Source data
============================================================

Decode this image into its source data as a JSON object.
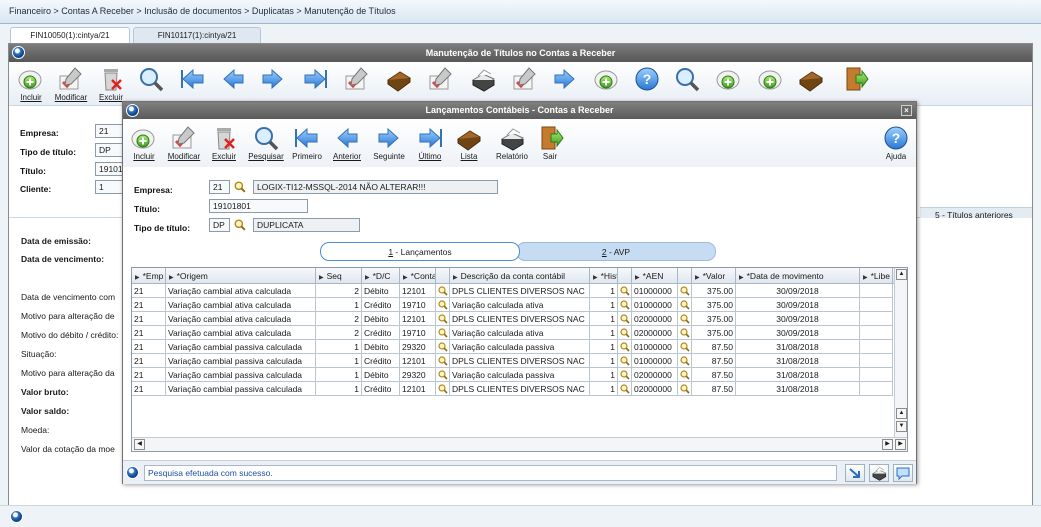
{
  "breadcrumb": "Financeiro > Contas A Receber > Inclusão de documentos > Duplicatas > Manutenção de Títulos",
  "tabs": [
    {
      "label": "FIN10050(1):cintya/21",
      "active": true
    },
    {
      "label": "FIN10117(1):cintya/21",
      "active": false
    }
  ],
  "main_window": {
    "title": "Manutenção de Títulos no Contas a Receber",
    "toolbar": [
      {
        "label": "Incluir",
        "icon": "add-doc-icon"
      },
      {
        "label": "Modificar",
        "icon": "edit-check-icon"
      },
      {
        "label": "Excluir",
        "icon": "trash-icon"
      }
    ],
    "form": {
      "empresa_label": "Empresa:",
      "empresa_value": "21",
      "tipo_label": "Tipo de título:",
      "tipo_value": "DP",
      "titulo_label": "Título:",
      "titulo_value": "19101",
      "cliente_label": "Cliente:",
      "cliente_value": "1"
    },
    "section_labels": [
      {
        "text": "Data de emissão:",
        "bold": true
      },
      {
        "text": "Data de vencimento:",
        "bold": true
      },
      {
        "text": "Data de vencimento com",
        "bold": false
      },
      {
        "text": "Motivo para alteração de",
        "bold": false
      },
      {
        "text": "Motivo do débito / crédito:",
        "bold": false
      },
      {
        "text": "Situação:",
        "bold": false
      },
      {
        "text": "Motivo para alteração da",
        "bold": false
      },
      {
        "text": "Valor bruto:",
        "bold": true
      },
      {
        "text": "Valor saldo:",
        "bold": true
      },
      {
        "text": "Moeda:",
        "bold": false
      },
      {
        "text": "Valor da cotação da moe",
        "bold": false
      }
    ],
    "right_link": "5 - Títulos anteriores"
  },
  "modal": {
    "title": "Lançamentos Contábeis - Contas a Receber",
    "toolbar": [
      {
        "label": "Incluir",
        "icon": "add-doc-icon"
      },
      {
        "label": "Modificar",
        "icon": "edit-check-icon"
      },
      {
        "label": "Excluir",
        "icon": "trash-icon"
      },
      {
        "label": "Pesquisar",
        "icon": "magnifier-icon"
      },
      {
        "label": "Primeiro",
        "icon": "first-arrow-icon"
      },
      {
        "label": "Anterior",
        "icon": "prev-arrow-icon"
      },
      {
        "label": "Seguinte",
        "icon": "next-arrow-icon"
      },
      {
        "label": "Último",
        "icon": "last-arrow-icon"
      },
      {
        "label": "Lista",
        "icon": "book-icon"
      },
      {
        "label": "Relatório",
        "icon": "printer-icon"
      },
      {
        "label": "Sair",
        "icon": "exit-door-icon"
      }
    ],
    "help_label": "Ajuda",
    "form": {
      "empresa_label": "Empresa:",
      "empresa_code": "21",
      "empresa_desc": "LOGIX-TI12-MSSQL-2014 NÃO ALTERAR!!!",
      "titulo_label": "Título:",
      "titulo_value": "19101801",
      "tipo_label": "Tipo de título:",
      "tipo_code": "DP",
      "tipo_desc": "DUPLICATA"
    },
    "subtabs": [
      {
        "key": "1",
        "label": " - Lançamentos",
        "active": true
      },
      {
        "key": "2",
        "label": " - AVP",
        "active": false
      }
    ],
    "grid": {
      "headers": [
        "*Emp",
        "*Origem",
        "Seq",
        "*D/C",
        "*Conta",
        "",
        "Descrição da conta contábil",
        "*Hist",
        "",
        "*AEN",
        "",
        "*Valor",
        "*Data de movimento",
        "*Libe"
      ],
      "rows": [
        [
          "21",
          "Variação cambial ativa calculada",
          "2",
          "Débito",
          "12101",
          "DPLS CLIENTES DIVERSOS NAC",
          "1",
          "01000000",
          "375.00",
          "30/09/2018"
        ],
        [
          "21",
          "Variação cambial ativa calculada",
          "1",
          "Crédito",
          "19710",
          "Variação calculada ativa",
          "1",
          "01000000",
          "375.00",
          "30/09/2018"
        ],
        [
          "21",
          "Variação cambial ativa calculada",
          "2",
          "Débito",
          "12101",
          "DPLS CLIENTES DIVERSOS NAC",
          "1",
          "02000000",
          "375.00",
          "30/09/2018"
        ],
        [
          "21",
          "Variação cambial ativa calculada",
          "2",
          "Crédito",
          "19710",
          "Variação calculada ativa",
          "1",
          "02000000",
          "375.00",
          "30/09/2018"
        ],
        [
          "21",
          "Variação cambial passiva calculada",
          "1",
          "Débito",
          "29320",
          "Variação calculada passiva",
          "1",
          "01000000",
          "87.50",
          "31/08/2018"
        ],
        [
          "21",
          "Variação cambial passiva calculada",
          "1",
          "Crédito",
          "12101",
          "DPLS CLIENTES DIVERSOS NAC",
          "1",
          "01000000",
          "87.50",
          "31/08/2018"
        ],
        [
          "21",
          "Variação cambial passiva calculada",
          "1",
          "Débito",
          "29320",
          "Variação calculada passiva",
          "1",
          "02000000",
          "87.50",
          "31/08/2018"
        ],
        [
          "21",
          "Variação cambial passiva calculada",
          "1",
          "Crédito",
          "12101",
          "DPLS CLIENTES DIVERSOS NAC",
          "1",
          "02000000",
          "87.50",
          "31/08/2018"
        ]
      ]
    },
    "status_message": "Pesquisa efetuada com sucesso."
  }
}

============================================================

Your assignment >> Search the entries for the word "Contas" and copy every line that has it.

Response to this exercise >>
  "breadcrumb": "Financeiro > Contas A Receber > Inclusão de documentos > Duplicatas > Manutenção de Títulos",
    "title": "Manutenção de Títulos no Contas a Receber",
    "title": "Lançamentos Contábeis - Contas a Receber",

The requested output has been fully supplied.